Swezey said she was able to call NYSEG and have the charges spread out over several months, but still feels the price increase is unfair.

“I’m shocked,” Swezey said.

Others wondered where the money was going, because there have been more outages than usual in Somers and North Salem.

“To add insult to injury, not only have we had to endure constant outages, although, fingers crossed, I haven’t had once since Christmas Day, now they’re going to charge us double for it,” Heritage Hills resident Ernesta Del Negro said.

June Berman Berliner said she believed there was an error on her bill when she first saw it.

“My bill went from $207 to $953,” Berliner said. “I live alone and am out of the house working most of the time. Impossible.”

Maria Andrea Laverde said she filed a complaint with the New York State Public Service Commission because her bill was $960 for January.

“NYSEG called me to try to talk me into dropping the complaint. No way! I’m not letting this go,” Laverde said.

Tina Sferra said her bill went from $275 to $1,079 and LouAnn Bocchino Streeter said her bill went from $99 to $488.

“Something has to be done,” Streeter said. “I called and got the same answer everyone else here did. What will next month bring?”

Dorinda Haskela called the situation “disgraceful.”

“How can this utility think this is OK?” Haskela asked.

A secretary for Morrissey said the town has been “inundated” with calls about the rate hikes.

Morrissey, along with North Salem Supervisor Warren Lucas, filed a formal complaint with the state Public Service Commission about the utility’s inconsistent service and failure to communicate about issues.

“Additionally, we met with NYSEG’s President/CEO Carl Taylor to discuss recent outages, their slow response times, shortage of manpower, and I mentioned the recent rate hikes, which added insult to injury for ratepayers experiencing frequent power outages,” Morrissey said. “A future meeting is planned with NYSEG to drill down exactly what infrastructure improvements will be made in Northern Westchester out of their $1.3 billion 2018 capital budget.”

He encouraged customers to also contact the New York State Public Service Commission to file complaints.

In response to a heavy volume of calls, Kathleen Abels, community outreach and development manager for NYSEG’s Brewster Division, issued a statement on Friday, Feb. 9, calling the high fees a “hopefully temporary supply rate increase.”

Abels said the rate spike “has had the greatest impact on residential customers on our day-night rate,” which includes those with electric water and electric water-heating homes.

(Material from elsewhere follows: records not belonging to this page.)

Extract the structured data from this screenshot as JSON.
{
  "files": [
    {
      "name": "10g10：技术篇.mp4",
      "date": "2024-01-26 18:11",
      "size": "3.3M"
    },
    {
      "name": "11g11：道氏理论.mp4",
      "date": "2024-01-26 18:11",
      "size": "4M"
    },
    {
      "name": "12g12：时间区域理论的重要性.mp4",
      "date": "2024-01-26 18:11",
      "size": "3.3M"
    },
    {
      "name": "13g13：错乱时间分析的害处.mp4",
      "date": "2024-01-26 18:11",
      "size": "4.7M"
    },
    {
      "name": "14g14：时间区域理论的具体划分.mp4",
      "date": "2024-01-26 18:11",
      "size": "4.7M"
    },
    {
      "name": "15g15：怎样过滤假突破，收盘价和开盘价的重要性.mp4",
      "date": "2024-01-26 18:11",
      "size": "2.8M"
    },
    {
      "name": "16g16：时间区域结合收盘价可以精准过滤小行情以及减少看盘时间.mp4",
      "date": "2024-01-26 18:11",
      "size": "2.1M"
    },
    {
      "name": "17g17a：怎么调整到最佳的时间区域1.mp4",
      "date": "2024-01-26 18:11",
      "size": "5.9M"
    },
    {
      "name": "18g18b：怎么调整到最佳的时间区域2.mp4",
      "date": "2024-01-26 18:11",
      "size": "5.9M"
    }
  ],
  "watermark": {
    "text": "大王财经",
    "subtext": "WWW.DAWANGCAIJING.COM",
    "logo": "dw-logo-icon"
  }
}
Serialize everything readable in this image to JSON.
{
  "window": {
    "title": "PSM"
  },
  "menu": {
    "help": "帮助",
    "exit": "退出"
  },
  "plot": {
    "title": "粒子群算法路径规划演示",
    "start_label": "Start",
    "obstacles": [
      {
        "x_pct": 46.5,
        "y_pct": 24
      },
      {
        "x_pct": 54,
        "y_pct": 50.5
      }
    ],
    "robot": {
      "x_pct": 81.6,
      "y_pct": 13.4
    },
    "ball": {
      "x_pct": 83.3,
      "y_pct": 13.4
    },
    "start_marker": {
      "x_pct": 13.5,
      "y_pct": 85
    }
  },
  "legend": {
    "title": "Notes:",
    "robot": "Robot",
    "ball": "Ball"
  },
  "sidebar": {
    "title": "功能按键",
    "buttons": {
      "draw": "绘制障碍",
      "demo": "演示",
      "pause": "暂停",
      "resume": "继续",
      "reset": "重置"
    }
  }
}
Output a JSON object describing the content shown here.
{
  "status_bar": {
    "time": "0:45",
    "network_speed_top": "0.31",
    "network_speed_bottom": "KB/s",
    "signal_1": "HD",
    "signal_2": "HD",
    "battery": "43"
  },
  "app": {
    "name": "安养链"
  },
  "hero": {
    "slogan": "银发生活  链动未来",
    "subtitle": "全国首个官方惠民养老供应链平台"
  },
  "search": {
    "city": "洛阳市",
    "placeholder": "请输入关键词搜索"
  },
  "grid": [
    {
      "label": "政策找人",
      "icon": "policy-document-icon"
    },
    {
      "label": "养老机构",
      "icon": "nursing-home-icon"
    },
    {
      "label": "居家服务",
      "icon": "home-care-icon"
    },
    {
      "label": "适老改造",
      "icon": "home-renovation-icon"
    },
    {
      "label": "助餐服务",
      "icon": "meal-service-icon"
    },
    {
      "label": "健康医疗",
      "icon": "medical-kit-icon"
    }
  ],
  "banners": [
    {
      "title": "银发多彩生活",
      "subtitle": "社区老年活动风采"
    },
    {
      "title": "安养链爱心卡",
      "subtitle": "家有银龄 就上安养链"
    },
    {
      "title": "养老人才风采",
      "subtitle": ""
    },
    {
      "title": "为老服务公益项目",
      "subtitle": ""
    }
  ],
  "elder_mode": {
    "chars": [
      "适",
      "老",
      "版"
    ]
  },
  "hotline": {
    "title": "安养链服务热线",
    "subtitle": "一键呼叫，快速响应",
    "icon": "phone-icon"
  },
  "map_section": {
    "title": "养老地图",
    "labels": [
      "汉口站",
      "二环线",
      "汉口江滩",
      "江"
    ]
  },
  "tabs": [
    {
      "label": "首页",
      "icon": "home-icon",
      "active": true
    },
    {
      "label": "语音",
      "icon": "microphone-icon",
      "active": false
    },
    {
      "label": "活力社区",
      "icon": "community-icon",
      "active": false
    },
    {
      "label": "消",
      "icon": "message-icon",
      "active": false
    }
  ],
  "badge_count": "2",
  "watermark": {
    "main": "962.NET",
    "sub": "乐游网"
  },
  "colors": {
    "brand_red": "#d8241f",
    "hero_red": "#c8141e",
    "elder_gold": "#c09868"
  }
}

“Supply rates fluctuate both up and down,” Abels said. “Customers should assess whether or not they are saving money on an overall, annual basis with the day-night rate.”

Abels said NYSEG created a new page on its website to address the issue, found at http://nyseg.com/coldtemps.

The site says customers may see an increase in their bills due to ongoing low temperatures that may have increased usage, thereby increasing the market supply price of electricity.

The utility lists a number of ways customers can get assistance with their bills: through budget-billing, -payment arrangements, home energy assistance and customer meter reading, which provides an actual bill instead of an estimated reading.

Customers can also contact the customer relations center at 800-572-1111 from 7 a.m. to 7 p.m. Monday through Friday.

Tom Bartley contributed reporting for this article.